Dataset excerpts section start

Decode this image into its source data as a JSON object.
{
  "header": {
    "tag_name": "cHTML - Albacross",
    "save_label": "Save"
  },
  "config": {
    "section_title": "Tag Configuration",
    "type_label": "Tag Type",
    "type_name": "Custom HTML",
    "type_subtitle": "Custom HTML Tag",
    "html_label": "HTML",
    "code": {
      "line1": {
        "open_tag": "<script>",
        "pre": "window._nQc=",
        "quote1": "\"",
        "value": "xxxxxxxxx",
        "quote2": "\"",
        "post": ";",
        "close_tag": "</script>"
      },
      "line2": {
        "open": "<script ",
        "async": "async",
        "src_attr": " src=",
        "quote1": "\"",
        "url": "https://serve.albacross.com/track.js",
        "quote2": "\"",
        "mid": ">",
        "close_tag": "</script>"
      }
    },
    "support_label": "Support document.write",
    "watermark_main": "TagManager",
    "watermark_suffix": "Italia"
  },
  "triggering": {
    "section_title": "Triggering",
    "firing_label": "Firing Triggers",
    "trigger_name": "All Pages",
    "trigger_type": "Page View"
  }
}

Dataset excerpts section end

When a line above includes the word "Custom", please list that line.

Expected answer:
    "type_name": "Custom HTML",
    "type_subtitle": "Custom HTML Tag",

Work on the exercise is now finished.